Sometimes it is best to keep things very simple during Lent. Think of a penance that, while stressful, helps you open your minds to new ideas and your spirit to real transformation. It might be as simple as sitting quietly for five minutes in the morning before you make coffee or plan your day. You don't have to do anything during this quiet time except make yourself available to God for God's work.

Today, don't just do something, sit there.

What have been your most memorable Lents?

Monday, February 24, 2020

Listening and Humility

“Whoever receives one child such as this in my name, receives me; and whoever receives me, receives not me but the One who sent me.” Mk 9:37

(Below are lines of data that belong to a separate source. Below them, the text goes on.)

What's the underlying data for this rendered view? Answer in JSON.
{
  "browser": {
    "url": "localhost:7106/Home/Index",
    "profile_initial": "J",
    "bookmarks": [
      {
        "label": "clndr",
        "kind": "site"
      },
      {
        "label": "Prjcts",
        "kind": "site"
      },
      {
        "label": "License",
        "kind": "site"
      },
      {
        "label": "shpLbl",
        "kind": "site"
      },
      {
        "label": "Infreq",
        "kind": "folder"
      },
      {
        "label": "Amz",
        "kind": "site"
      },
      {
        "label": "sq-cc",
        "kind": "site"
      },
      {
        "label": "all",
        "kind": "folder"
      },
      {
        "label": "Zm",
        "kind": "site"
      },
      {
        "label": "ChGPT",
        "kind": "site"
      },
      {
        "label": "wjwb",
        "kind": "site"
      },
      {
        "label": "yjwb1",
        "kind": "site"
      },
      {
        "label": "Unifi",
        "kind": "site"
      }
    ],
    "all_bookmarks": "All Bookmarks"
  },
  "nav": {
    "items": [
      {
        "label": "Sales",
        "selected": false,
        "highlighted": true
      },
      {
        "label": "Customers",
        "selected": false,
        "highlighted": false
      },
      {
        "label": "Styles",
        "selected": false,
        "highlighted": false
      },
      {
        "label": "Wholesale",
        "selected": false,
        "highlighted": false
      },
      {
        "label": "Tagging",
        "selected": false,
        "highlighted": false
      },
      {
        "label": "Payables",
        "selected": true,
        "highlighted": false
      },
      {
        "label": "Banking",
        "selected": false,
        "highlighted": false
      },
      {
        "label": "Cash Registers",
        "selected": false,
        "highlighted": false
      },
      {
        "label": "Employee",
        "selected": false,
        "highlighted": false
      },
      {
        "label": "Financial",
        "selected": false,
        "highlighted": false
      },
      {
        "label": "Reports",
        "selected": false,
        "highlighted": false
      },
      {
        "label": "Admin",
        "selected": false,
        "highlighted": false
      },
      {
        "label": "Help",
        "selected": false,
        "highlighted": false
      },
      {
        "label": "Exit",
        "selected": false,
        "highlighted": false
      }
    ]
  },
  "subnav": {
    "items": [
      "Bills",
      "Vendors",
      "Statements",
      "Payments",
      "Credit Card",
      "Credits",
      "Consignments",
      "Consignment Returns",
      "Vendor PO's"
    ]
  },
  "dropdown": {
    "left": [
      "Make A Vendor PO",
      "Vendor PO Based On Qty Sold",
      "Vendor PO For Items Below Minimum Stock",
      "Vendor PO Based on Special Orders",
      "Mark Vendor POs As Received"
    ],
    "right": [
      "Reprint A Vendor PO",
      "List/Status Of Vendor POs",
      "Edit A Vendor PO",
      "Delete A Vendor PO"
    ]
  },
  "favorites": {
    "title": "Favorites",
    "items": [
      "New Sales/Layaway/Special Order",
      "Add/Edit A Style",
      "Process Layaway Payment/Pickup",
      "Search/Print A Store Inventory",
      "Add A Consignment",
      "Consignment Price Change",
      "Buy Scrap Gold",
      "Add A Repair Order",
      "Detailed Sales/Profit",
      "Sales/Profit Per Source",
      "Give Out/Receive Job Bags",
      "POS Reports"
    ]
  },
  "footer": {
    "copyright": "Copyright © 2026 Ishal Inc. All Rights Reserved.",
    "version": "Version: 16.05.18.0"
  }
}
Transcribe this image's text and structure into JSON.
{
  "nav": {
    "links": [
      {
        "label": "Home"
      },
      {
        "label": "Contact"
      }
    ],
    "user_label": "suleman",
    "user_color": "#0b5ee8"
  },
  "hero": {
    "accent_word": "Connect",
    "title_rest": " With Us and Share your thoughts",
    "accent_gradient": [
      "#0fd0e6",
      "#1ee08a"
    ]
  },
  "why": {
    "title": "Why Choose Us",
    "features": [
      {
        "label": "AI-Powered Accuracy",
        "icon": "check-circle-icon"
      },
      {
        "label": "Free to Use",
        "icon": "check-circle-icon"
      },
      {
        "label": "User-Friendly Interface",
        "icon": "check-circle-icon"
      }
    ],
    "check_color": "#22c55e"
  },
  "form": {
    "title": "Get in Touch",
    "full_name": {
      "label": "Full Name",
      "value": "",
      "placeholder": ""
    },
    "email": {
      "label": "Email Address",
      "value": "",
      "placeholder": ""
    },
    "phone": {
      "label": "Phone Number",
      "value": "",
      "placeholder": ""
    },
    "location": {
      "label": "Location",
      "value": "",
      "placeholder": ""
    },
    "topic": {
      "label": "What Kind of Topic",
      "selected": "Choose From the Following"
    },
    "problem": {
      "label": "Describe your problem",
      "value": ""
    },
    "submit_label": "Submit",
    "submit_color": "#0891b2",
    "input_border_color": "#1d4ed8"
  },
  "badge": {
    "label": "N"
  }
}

Knowing exactly what Jesus means by childlike is not easy. In the ancient world,  because children had little economic value until they could work, it was counter intuitive to imitate them. Nevertheless, Jesus holds them up for us as a model of faith life. Unless we are as vulnerable as children were in Jesus' day, we will think too highly of ourselves and the haughtiness that can accompany education, power and wealth get in the way of our witness to the Gospel.

Jesus does not want us to follow him for its social value. Otherwise, he would have told us to wear multiple tunics, carry money and wear fine sandals so that those who met us would be impressed with what following Jesus did for us. Rather, he tells us to take nothing for the journey so that all will see in us people whose only task is to announce the Good News. Like John the Baptist, we go before the Lord to prepare the way.

Today, listen to others like a child listening to a bedtime story.

Whose childlike faith helped shape yours?

Sunday, February 23, 2020

Knocking on God's Door

"Ask and it will be given to you." Mt 7:8

Most of us are too proud to ask others for help, except in the simplest matters. Determined to hold onto our independence for as long as possible, we miss some of the great delights of life. When we allow others to help us, everything changes. We realize that it is o.k. not to know certain things, not to be in charge, to be in charge.

More important, we often empower others when we ask for their insight or help. This is especially true with our children. I remember well when my parents asked me to help them with their finances. Although I had not had much experience in financial matters, there were plenty of friends who were more than capable, and they were only too happy to help me and my parents.

The Gospel today is reminding us to ask for help, to acknowledge our weakness and dependence, asserting all the while that God is waiting for our request and anxious to come to our aid, and while we might not always receive exactly what we think we need or want, the Lord will always be present to us as guide and companion. The 13th century Persian poet, Rumi, says it this way: "The door we are knocking on opens from the inside."

Today, knock of God's door just to tell him you are near.

What makes it difficult for you to ask for help?

Humility

"Who among you is wise and understanding? Let him show his works by a good life in the humility that comes from wisdom." Jas 3:13

Most humble people have been humbled. Born into wealth or privilege, circumstances conspired against them and they lost everything. The proud complain or curse God; the humble realize that everything they had was a gift and not something they earned or deserved. The proud do almost anything to reclaim what they believe is theirs by divine right. The humble echo the Japanese proverb: When my house burned down, I could finally see the sunrise.

When Jesus "catches" his disciples arguing about who was the greatest among them, he cautions them to take the lowest place, to be servants of one another and never to forget the poor and the broken. Although his rebuke was not direct, we can be sure his disciples heard his challenge. Whenever we are overly concerned about our own voice or power, we forget our most important mission. Worrying more about others than whether we have been heard will keep us humble and lead people to Jesus.

Today, be grateful for all of life no matter how humbling.

What keeps you from humbly acknowledging your weaknesses?